* Exercise details
Copy every line of the records below that holds the word "flag".

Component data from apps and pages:
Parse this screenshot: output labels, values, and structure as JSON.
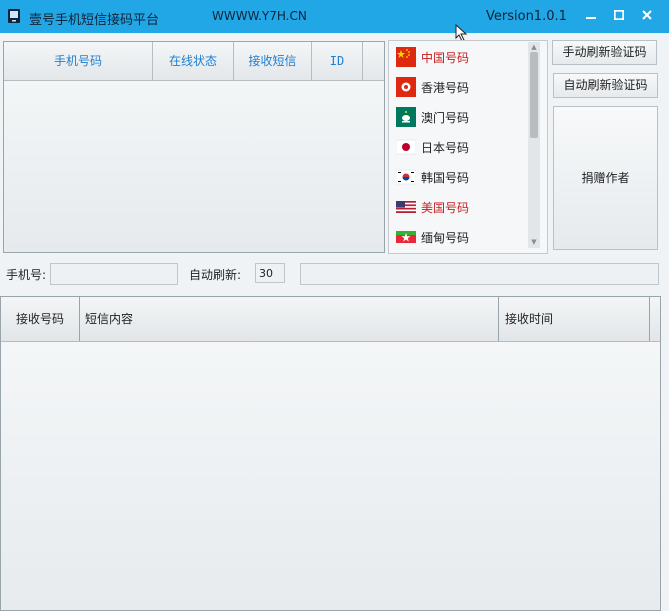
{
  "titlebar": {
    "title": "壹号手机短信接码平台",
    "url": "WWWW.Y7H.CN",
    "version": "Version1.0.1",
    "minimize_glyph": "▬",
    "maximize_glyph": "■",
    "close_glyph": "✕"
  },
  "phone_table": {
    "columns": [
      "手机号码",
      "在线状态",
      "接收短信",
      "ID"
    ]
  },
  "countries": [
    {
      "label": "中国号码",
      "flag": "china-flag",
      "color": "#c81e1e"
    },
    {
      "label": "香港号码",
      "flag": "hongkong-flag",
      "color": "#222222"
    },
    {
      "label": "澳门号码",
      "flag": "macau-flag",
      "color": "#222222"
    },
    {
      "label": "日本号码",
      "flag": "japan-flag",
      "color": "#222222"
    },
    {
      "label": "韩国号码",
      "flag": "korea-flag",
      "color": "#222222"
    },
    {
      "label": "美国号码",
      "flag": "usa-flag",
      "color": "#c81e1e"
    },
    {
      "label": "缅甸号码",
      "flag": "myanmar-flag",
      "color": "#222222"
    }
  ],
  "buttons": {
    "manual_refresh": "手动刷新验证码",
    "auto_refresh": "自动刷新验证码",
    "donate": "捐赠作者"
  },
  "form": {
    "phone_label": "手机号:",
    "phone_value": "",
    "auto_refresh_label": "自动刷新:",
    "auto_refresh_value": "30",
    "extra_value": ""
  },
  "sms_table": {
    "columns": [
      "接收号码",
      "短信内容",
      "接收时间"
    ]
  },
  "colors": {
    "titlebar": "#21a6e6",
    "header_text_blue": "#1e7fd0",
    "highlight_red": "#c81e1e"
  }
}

* Solution to the exercise
      "flag": "china-flag",
      "flag": "hongkong-flag",
      "flag": "macau-flag",
      "flag": "japan-flag",
      "flag": "korea-flag",
      "flag": "usa-flag",
      "flag": "myanmar-flag",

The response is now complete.